GOAL SETTING

The local team working to end homelessness in Chicago set goals each month for reducing the number of veterans experiencing homelessness and used those goals to get every stakeholder rowing in the same direction. Each time the team achieved one of its goals, it immediately set a new one and communicated the change.

THEME-BASED CASE CONFERENCING TO ACCOMMODATE THE LARGE SCALE OF HOMELESSNESS

Because its by-name list is so large, the Chicago team couldn’t strategize around each individual veteran at every meeting. Instead it designed a schedule for rotating through key themes on a weekly basis: first, it focused on veterans experiencing chronic homelessness, then long- term shelter stayers, then veterans in transitional housing, and finally veterans connected to housing subsidies who hadn’t yet been able to find apartments. These prioritized individuals are the focus of the team’s work between meetings.

BIMONTHLY MEETINGS WITH THE MAYOR’S TEAM

The Chicago team meets bimonthly with the Mayor’s staff to brief them on progress and provide clear requests to the Mayor to take specific actions that could advance their efforts.

CREATING DATA PROCESSES

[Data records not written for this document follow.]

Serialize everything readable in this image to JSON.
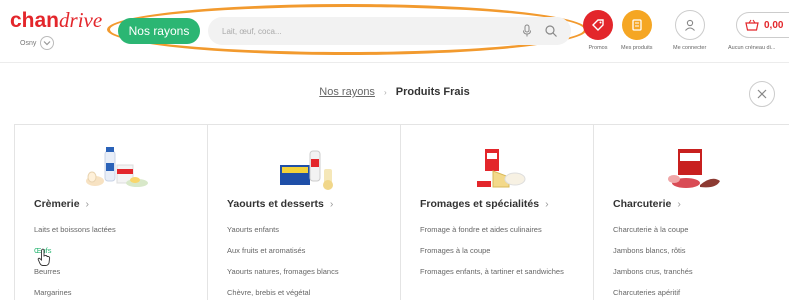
{
  "header": {
    "logo_part1": "chan",
    "logo_part2": "drive",
    "store_name": "Osny",
    "rayons_button": "Nos rayons",
    "search_placeholder": "Lait, œuf, coca...",
    "promos_label": "Promos",
    "products_label": "Mes produits",
    "account_label": "Me connecter",
    "cart_amount": "0,00",
    "delivery_label": "Aucun créneau di..."
  },
  "breadcrumb": {
    "root": "Nos rayons",
    "current": "Produits Frais"
  },
  "categories": [
    {
      "title": "Crèmerie",
      "items": [
        "Laits et boissons lactées",
        "Œufs",
        "Beurres",
        "Margarines"
      ]
    },
    {
      "title": "Yaourts et desserts",
      "items": [
        "Yaourts enfants",
        "Aux fruits et aromatisés",
        "Yaourts natures, fromages blancs",
        "Chèvre, brebis et végétal"
      ]
    },
    {
      "title": "Fromages et spécialités",
      "items": [
        "Fromage à fondre et aides culinaires",
        "Fromages à la coupe",
        "Fromages enfants, à tartiner et sandwiches",
        ""
      ]
    },
    {
      "title": "Charcuterie",
      "items": [
        "Charcuterie à la coupe",
        "Jambons blancs, rôtis",
        "Jambons crus, tranchés",
        "Charcuteries apéritif"
      ]
    }
  ],
  "colors": {
    "brand_red": "#e3262b",
    "rayons_green": "#2bb673",
    "products_orange": "#f5a623",
    "highlight_ellipse": "#f29a2e"
  }
}
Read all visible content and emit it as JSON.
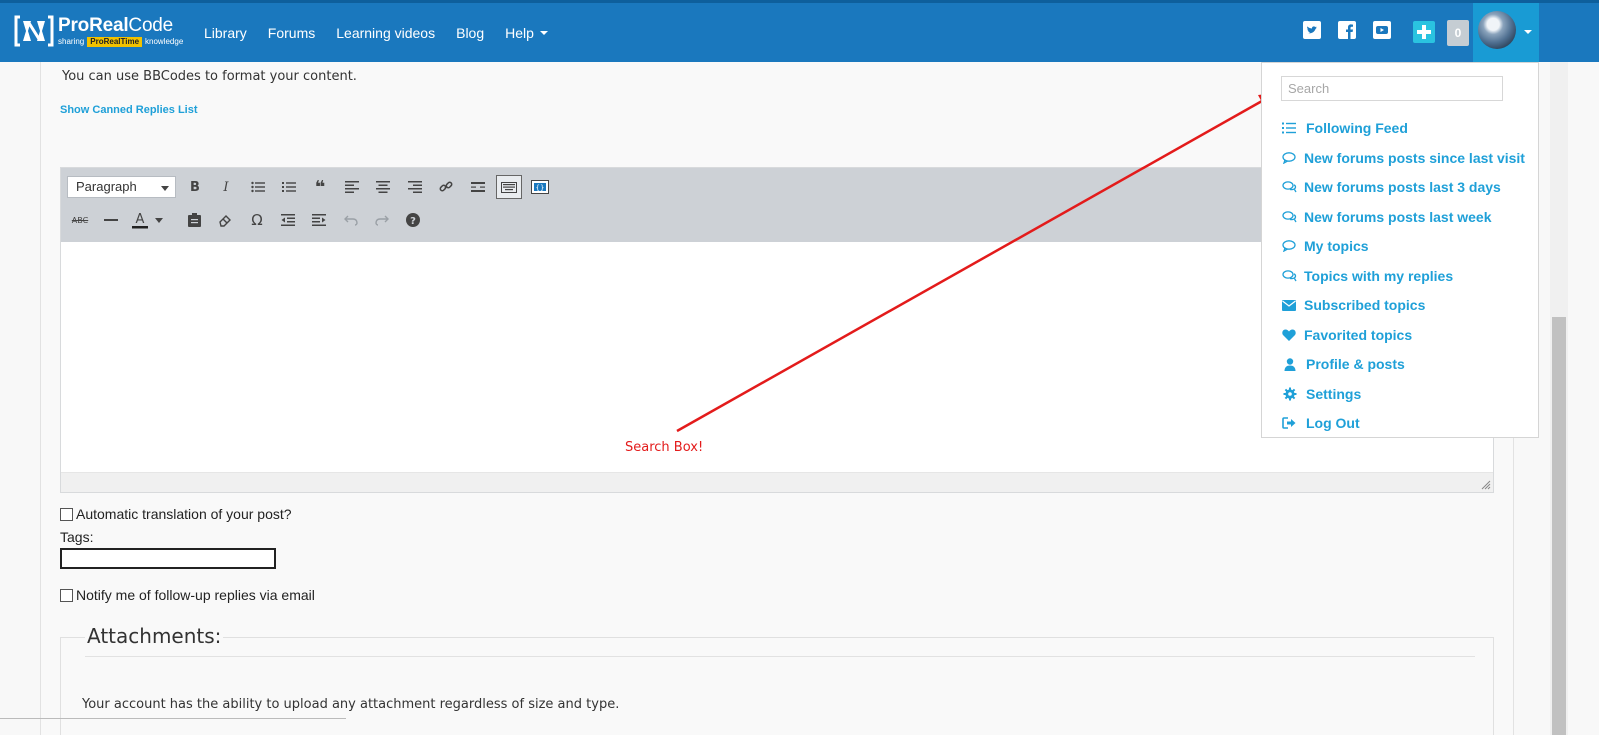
{
  "brand": {
    "name_bold": "ProReal",
    "name_light": "Code",
    "tag_left": "sharing",
    "tag_mid": "ProRealTime",
    "tag_right": "knowledge"
  },
  "nav": {
    "items": [
      "Library",
      "Forums",
      "Learning videos",
      "Blog",
      "Help"
    ]
  },
  "header": {
    "notification_count": "0"
  },
  "page": {
    "bbcode_note": "You can use BBCodes to format your content.",
    "canned_link": "Show Canned Replies List"
  },
  "editor": {
    "format_select": "Paragraph"
  },
  "annotation": {
    "text": "Search Box!",
    "color": "#e31b1b"
  },
  "form": {
    "auto_translate": "Automatic translation of your post?",
    "tags_label": "Tags:",
    "notify": "Notify me of follow-up replies via email"
  },
  "attachments": {
    "title": "Attachments:",
    "note": "Your account has the ability to upload any attachment regardless of size and type."
  },
  "dropdown": {
    "search_placeholder": "Search",
    "items": [
      {
        "label": "Following Feed",
        "icon": "list-icon"
      },
      {
        "label": "New forums posts since last visit",
        "icon": "comment-icon"
      },
      {
        "label": "New forums posts last 3 days",
        "icon": "comments-icon"
      },
      {
        "label": "New forums posts last week",
        "icon": "comments-icon"
      },
      {
        "label": "My topics",
        "icon": "comment-icon"
      },
      {
        "label": "Topics with my replies",
        "icon": "comments-icon"
      },
      {
        "label": "Subscribed topics",
        "icon": "envelope-icon"
      },
      {
        "label": "Favorited topics",
        "icon": "heart-icon"
      },
      {
        "label": "Profile & posts",
        "icon": "user-icon"
      },
      {
        "label": "Settings",
        "icon": "gear-icon"
      },
      {
        "label": "Log Out",
        "icon": "sign-out-icon"
      }
    ]
  },
  "colors": {
    "nav_bg": "#1a78be",
    "link": "#1fa0d8",
    "accent_plus": "#2ac3e0"
  }
}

Street outreach workers were struggling to find specific veterans when housing became available for them. In response, the local team expanded data-sharing permissions in its HUD-funded data system. Now outreach workers can see the services each veteran is accessing at any time and the best point of contact at each program. This helps outreach workers find those on the street more quickly and reduces the time it takes to connect homeless veterans to housing.